We are committed across the piece to enable all care leavers, not just those going to university, to make the choices about education and training that are right for them, as we are for all young people. Leaving care services should ensure that young people are supported in the choices that they make and should help them to maximise the assistance that is available to support their learning, particularly through the provision of the personal adviser and the maintenance of the pathway plan.
The Government have also introduced a range of other support to help young people entering education, including care leavers. It includes fee remission and help with other costs, such as books and travel, for all young people. Tuition costs for first level 2 or 3 qualifications will be met in full for all young people up to the age of 25. Financial help is available through adult learning grants, and learner support is offered based on the needs of the individual. Priority is given to the most disadvantaged, and those in care are identified as one of the priority groups for that learner support. In addition, where a former relevant child is in full-time further or higher education, sections 23C and 24B of the Children Act 1989 enable local authorities to provide suitable accommodation during the vacation or pay the young person enough to enable them to secure their own accommodation.

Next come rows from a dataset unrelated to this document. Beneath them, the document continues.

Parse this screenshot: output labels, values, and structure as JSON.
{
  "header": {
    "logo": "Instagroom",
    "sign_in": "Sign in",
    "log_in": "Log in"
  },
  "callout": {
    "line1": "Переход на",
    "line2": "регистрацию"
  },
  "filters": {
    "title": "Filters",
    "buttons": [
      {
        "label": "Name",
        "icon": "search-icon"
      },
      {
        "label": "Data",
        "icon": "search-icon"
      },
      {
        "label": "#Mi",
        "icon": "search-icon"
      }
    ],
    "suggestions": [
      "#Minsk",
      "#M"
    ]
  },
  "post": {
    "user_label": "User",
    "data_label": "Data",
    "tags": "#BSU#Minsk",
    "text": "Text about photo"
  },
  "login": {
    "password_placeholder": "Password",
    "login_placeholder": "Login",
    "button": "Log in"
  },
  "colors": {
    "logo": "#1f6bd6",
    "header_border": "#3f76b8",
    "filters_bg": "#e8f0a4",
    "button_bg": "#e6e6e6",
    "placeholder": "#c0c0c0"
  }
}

I understand and appreciate the hon. Lady’s concerns and the sentiment behind the amendments. I hope that the Committee will understand that the Government are committed to providing support for care leavers in a range of education and training, but we must also recognise the situation regarding care leavers’ access to higher education. Only 6 per cent. of care leavers aged 19, as the hon. Lady said, are in higher education, and that figure has remained largely unchanged for a number of years. I think that we would all agree that that is not acceptable.
The work undertaken on the “Care Matters” Green and White Papers revealed clear evidence that looked-after children face significant additional barriers to higher education. For example, they finish higher education with an average of £2,000 more debt than their peers. During the consultation, children and young people said that many care leavers are put off higher education by the belief that they will not be able to meet the additional costs involved. Some 83 per cent. of young people at consultation events for the National Children’s Bureau “What Makes the Difference?” Green Paper thought that the £2,000 bursary for higher education was a very good idea, and I am sure that Committee members agree. Some 73 per cent. thought that it would encourage more young people in care to go on to higher education.
Although I understand the hon. Lady’s motivation, I hope that she will accept my reassurance that we are committed to supporting care leavers in further education and training, including apprenticeships; and that that she will recognise that the clause acknowledges the unique position of care leavers who enter higher education. The evidence is clear about the specific support that they need to encourage them to take up higher education without incurring additional debt. I hope that she will agree to withdraw her amendment and support the clause.
I certainly support the clause. It is important. I am, of course, rather disappointed by the Minister’s reply, because it is important to identify additional areas where care leavers need support. I appreciate the point about the personal adviser. We hope that the many measures to support young people as they go through school will help to improve the situation, and that the percentage of looked-after children who are not in education, employment or training will be monitored. With that comment, I beg to ask leave to withdraw the amendment.